Choosing to break bread nightly at a classy restaurant while on an extended holiday is not a sustainable option. Apart from a few of us, it may turn out to be an extravagance you cannot afford. At the end of the day, the choice would still be yours.
Fast food – As a tourist, you might like the casual dining alternative of the more well-known places like the golden arches, the colonel, or some other easily recognizable western fast-food chain. Moreover, others may be averse to trying new foods and finding familiar tasting foods may bring them a measure of homey comfort. They crave a familiar taste and texture. That being the case, some fast-food chains in foreign countries accommodate side orders that appeals to their nationals. Nothing off-putting. Examples: In Venezuela, McDonalds serves arepas as a side order in their meal; and in Canada the widely loved poutine. This western franchise has connected with its base, all the while wooing the international clientele that is familiar with its staple fare and everybody is happy.
Street food – A vendor cart, food truck, or person with a coal-pot stand qualify for this category. They set up anywhere and offer quick and easy, no-frills dining that complement the tourist on the go. Not much expectation for a satisfying meal. Just a stop-gap measure until a better meal can be obtained later in the day or evening. These kinds of meals are never satisfying and certainly not a sought-after replacement to the daily meal because of its nutritional value or the lack thereof.
DIY Dining – This is my favorite and highly recommended option. Food is a choice and not a chore. Managing your own catering can be a pleasurable activity all by itself. Seeking out places to shop for your food, challenging yourself to purchasing items within a fixed budget, getting creative with the menu and interacting with the people you meet in the markets and supermarkets are all positive benefits to your vacation. When you cook for yourself/family you have no worries, no complaints (hopefully) and practically no downside other than the time you take to prepare and clean up after each meal. Total prep, cook and clean up, if you are smart about it can be limited to less than an hour of your vacation time, two days in a week. Yes, you read that correctly. It is possible to eat an appetizing, healthy meal whilst on vacation, and save enough money to splurge on other things. Planning is the key to solving those issues. Here are some additional tips to help you:
If you follow this plan, you may be able to afford at least one or two nights of fine dining at a restaurant of your choosing.
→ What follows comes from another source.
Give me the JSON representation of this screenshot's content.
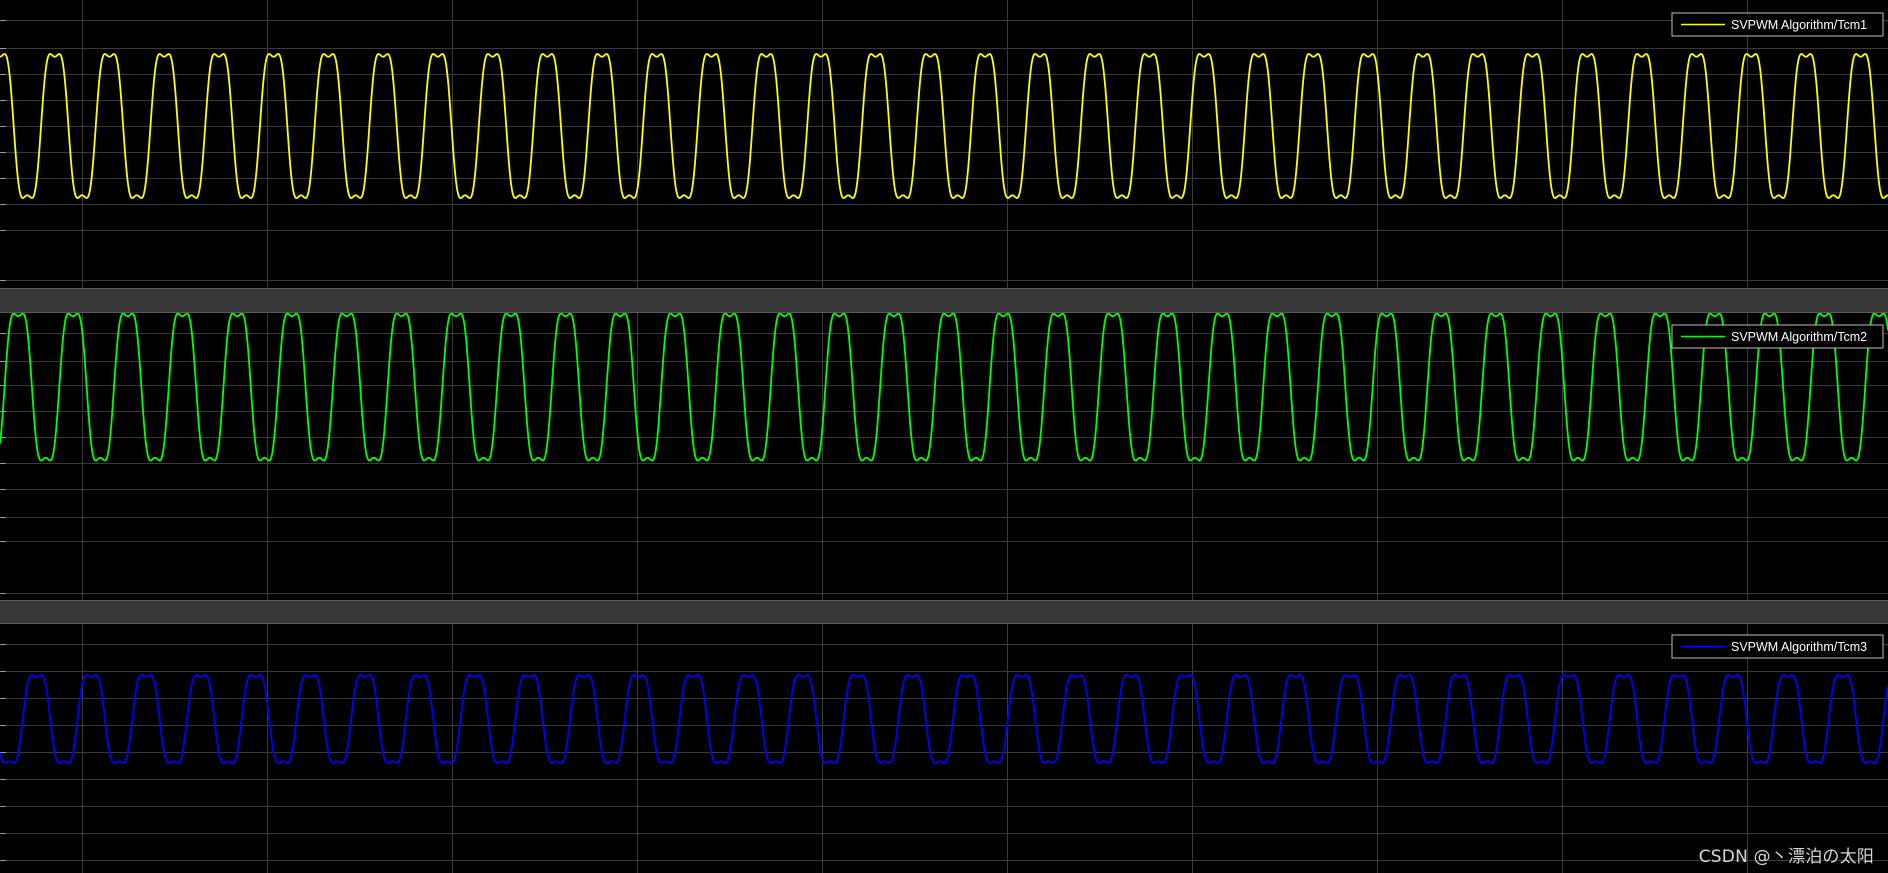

You might ask, “What’s the point of a vacation if I can’t get away from the kitchen?” My answer to that is simple. You can pay attention now or pay expensively later; after all, the dining choice is yours.
Readers, what are some of your food challenges when you travel and how do you solve them? Would you like to make a recommendation not mentioned in the post? I’d be happy to include it in a follow-up post. Thanks for reading. Hope you learned a thing or two, and I look forward to hearing from you either in one of three ways: click follow, like or comment in the box below. Keep it real folks.